Material shown START

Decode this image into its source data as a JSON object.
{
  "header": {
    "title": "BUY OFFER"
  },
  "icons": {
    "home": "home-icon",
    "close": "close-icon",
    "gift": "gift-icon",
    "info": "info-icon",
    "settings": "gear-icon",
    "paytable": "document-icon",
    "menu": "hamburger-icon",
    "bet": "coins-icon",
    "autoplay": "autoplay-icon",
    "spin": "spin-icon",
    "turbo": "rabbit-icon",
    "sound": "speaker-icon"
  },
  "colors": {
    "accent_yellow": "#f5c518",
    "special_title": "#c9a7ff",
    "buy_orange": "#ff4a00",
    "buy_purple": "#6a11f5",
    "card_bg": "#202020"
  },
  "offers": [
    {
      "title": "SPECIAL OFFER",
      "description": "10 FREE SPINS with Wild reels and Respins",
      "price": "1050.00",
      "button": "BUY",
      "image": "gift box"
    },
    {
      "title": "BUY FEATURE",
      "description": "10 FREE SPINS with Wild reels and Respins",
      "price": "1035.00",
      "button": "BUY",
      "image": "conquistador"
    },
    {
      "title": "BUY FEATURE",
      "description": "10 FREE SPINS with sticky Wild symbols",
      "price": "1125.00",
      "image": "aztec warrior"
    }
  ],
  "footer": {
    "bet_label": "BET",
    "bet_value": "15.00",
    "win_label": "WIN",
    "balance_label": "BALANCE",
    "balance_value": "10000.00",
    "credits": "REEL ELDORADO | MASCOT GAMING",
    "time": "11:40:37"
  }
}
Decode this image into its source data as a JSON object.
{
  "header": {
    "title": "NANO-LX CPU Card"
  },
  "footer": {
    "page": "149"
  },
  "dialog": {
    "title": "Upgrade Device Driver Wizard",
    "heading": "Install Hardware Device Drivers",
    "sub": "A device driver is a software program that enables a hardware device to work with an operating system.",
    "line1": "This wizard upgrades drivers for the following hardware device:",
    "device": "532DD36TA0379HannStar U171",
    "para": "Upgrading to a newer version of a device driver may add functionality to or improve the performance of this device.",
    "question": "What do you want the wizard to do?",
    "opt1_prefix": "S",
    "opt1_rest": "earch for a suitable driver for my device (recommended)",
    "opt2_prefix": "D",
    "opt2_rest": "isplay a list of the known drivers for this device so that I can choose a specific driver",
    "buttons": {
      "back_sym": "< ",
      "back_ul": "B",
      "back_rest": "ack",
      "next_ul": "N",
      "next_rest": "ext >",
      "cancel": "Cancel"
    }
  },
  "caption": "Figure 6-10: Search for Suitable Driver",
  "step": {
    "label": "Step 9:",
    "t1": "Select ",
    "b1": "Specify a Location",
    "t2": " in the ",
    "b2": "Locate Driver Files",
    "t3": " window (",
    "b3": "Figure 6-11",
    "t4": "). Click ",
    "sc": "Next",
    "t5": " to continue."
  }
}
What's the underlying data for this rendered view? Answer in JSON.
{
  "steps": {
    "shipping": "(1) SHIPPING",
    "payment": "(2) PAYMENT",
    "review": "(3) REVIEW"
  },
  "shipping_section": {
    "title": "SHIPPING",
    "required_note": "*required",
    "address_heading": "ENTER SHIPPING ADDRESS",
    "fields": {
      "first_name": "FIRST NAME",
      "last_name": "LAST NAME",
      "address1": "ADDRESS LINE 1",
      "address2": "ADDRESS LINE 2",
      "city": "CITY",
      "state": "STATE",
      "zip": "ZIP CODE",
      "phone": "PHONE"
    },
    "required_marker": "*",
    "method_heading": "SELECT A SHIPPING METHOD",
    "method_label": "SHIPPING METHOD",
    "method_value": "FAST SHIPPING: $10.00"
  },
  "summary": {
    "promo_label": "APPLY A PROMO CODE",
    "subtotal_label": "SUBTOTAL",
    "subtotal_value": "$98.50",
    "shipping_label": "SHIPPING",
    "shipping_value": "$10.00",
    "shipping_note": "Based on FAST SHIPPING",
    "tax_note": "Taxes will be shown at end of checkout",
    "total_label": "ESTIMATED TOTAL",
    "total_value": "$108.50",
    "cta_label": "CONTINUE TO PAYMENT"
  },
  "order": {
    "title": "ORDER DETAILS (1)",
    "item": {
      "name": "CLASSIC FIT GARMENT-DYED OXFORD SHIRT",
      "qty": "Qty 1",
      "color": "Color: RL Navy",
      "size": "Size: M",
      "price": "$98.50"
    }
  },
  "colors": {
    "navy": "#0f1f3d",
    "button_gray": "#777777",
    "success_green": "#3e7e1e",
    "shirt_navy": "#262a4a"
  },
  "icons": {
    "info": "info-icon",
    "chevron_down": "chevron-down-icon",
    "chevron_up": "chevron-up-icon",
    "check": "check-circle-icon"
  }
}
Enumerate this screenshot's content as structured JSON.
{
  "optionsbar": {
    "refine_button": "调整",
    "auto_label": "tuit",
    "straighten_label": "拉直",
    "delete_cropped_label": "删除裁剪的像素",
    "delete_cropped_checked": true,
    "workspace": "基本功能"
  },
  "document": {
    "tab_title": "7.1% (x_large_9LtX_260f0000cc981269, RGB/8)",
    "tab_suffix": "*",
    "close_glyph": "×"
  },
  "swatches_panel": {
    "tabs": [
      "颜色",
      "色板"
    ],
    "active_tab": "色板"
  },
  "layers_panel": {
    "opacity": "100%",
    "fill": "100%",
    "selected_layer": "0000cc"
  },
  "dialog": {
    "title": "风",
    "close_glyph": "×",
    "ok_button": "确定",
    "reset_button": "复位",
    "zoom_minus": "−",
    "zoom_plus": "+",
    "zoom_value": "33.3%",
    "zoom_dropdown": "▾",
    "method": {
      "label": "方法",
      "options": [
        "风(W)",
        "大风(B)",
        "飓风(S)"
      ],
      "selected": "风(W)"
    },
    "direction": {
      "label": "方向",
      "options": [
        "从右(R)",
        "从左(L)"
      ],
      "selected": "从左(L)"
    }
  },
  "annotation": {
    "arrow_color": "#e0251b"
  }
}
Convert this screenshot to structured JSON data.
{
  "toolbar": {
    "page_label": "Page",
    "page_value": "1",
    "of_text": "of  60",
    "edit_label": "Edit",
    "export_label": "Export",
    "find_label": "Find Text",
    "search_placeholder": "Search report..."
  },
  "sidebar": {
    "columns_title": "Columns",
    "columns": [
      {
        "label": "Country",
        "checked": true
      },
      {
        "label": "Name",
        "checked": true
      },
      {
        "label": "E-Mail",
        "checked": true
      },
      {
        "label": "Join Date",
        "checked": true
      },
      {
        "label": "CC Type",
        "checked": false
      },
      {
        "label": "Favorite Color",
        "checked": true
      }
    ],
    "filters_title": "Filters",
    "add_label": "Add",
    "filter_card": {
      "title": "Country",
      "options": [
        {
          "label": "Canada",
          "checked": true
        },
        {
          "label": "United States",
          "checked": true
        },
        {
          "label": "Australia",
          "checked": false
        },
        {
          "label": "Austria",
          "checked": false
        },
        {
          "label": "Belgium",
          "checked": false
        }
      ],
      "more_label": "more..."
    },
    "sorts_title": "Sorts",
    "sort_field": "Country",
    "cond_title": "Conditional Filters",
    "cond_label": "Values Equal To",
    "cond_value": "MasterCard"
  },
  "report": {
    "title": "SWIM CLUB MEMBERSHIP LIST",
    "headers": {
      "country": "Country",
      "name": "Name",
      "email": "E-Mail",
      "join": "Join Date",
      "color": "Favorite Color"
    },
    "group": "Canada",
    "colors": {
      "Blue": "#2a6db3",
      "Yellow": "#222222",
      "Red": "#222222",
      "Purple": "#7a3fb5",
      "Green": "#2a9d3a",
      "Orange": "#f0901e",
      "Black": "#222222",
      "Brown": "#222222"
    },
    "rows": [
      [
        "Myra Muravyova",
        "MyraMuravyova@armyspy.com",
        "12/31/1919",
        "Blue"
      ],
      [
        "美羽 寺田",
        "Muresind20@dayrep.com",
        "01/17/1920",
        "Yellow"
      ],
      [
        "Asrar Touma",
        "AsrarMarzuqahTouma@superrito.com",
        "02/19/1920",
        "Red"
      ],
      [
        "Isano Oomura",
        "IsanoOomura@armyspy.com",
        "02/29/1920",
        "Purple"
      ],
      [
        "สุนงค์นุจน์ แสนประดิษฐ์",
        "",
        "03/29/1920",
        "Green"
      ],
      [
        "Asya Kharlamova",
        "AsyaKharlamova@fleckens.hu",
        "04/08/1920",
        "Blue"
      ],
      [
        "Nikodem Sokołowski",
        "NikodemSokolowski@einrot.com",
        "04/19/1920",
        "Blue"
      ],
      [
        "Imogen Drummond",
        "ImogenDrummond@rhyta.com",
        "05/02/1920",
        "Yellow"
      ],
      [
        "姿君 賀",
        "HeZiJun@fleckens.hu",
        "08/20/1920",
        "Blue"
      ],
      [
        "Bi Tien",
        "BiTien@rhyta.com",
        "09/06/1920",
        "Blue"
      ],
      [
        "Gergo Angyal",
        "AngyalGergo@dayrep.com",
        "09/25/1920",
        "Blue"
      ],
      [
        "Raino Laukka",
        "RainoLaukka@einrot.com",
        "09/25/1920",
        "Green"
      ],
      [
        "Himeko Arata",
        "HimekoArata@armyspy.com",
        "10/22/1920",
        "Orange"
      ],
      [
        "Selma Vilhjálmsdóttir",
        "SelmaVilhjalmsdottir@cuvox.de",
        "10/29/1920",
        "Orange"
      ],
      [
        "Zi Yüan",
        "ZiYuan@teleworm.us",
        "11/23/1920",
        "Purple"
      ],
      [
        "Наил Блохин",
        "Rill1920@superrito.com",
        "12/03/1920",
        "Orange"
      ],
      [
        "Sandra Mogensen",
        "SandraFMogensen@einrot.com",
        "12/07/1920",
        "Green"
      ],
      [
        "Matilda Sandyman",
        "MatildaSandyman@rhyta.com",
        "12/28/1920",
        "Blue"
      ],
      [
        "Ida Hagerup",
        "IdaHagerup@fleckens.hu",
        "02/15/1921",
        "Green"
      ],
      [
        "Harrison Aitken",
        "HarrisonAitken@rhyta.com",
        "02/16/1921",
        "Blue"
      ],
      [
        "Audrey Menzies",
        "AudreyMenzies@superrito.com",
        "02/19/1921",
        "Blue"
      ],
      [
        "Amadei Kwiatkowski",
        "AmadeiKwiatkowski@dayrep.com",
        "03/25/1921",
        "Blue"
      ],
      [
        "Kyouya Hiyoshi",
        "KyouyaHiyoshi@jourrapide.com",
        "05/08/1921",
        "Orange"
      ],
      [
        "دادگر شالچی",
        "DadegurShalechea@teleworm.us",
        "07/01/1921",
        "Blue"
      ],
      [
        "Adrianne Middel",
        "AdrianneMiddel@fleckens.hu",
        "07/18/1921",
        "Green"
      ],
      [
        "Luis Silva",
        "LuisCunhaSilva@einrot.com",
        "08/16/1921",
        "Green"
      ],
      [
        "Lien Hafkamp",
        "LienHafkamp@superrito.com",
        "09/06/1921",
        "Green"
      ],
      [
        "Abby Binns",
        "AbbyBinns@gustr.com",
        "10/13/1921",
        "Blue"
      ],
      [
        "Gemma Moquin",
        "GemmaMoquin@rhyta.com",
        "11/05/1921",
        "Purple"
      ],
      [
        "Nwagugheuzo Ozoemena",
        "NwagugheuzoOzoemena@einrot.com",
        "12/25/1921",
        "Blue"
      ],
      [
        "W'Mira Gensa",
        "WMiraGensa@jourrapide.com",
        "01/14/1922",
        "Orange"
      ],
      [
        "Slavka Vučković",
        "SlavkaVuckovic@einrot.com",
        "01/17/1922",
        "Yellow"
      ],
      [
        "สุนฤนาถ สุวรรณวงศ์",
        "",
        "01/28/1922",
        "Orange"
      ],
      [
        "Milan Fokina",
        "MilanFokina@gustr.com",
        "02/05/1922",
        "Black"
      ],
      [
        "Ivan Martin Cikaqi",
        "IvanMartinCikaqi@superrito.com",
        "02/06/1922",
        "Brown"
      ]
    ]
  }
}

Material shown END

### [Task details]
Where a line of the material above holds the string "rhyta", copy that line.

### [Task output]
        "ImogenDrummond@rhyta.com",
        "BiTien@rhyta.com",
        "MatildaSandyman@rhyta.com",
        "HarrisonAitken@rhyta.com",
        "GemmaMoquin@rhyta.com",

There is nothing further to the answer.